The music in the game is excellent as well– it is both evocative of but not carbon copied from Diablo II, and tonally carries on the legacy of the series quite well. Voice acting is also generally good, especially for the five protagonists (ten, if you count both genders). However, where the game really shines, aurally, is in its sound effects. Skills have meaty and incredibly satisfying blasts to them, enemies explode in gloriously juicy globs of gore, and even the simple sound of the many, many items hitting the ground have a nice crunch to them, making even the simplest aspects of the game a joy to hear. As a wizard, few things were as satisfying as disintegrating twenty enemies with a single blast, and listening to all of them pop into bloody piles of shiny loot remained constantly satisfying.
In terms of usability and interface, the game is fantastic. It is incredibly easy to swap skills and runes. Determining if a piece of gear is better than something you already carry is as simple as moving your mouse over it– the game will tell you exactly what effects this new gear will have. Instantly meeting up with your friends in the game world is done by simply clicking on that player’s banner in town. There are many other examples of this, but the take-away here should be that this is a game that is utterly friendly to its players.
The contentious real money auction house was not up as of the time of this writing, and the standard in-game currency auction house did suffer from some outages over the course of my playtime. However, the interface for it is similar to what you might expect from Blizzard, and when it works, it works well. The economy hasn’t yet stabilized, but the new auction house certainly seems as though it may diminish much of the item-for-item commodity trading seen in Diablo II– gold is much more of a useful resource here, for better or worse.

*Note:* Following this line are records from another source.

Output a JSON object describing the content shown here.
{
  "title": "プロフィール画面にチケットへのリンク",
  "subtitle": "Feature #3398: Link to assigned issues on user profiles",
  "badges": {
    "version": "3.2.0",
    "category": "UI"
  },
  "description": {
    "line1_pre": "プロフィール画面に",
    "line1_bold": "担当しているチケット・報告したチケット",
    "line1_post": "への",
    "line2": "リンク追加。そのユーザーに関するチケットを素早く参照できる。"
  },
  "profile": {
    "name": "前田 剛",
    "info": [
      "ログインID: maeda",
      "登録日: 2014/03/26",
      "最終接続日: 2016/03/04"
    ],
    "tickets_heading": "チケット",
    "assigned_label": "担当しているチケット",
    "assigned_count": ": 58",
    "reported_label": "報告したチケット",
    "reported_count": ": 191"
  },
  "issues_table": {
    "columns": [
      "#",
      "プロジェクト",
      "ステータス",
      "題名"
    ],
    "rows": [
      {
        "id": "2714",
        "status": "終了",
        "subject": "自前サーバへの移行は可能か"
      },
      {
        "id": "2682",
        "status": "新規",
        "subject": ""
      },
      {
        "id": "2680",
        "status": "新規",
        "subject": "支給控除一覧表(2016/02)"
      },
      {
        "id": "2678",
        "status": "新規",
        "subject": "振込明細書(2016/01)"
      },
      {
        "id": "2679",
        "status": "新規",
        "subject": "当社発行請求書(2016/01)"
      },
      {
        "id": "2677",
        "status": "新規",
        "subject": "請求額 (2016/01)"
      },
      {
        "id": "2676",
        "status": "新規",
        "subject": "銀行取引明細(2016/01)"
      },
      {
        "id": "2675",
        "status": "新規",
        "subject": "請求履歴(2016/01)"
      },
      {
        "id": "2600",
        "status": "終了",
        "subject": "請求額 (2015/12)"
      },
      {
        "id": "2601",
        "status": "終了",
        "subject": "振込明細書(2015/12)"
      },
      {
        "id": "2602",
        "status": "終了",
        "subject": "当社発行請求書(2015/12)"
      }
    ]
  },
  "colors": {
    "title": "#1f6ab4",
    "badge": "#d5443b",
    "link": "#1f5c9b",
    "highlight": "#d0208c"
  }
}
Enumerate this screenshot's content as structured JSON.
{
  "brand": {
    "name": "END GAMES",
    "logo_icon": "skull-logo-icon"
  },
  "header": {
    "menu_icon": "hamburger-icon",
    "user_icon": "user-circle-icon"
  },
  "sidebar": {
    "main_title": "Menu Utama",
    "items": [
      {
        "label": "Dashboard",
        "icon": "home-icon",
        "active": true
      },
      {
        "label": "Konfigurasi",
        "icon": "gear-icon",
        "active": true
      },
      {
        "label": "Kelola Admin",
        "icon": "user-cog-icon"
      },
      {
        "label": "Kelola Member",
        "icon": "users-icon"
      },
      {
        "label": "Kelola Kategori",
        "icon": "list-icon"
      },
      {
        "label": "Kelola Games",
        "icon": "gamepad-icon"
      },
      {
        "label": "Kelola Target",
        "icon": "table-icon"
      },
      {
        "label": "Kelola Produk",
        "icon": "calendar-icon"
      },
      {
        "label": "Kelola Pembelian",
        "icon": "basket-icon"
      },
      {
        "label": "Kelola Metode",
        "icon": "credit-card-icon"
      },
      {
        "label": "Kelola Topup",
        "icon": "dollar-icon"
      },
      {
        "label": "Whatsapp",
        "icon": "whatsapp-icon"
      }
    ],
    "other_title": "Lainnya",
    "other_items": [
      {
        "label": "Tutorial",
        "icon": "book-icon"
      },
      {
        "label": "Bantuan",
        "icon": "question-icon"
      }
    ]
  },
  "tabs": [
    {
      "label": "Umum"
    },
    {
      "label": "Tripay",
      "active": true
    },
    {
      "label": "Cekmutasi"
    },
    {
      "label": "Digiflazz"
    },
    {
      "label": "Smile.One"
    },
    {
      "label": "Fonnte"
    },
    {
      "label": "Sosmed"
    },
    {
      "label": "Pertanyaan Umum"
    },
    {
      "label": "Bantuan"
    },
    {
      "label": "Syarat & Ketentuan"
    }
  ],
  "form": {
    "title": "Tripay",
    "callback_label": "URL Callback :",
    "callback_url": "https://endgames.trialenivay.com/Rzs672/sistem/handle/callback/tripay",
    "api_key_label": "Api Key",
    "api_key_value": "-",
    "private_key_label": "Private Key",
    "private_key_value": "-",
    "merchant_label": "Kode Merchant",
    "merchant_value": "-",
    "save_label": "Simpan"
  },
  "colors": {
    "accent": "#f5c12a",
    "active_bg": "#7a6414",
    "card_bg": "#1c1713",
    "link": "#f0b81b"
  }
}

Something all players should be aware of, however, is the game’s implementation of DRM and anti-cheating measures. The game doesn’t work offline; you must be online at all times, even to play single player. This means, quite simply, that if the servers are down, you will not be playing Diablo III. I personally experienced no issues beyond launch day, but it is undeniable that many others are having persistent lag and connection issues, so be sure to temper your expectations before purchasing the game, and realize that even though Battle.net’s multiplayer and social functionality is fantastically implemented, there may be server downtime that prevents you from playing altogether.
Much has been said and will continue to be said about Diablo III. The game is fantastically playable, and utterly addictive. It is engineered from the ground up to minimize tedium and game-breaking character-building. It is a different beast altogether from Diablo II, but it retains enough of its predecessor’s best features to ensure it feels like a sequel. It’s certainly worth the dollars spent, and I have no doubt that many players will get tons of hours of enjoyment out of it. However, with the lack of variety in the loot system as it currently exists, and well as the removal of traditional skill-building, I have to question if the game will be able to last as long as its legendary older brother. Blizzard already has a massive user-base, and the framework is undoubtedly present for an incredible and long-lasting experience. With a little work, and new content added to keep things fresh, Diablo III should be thrilling players for many years to come.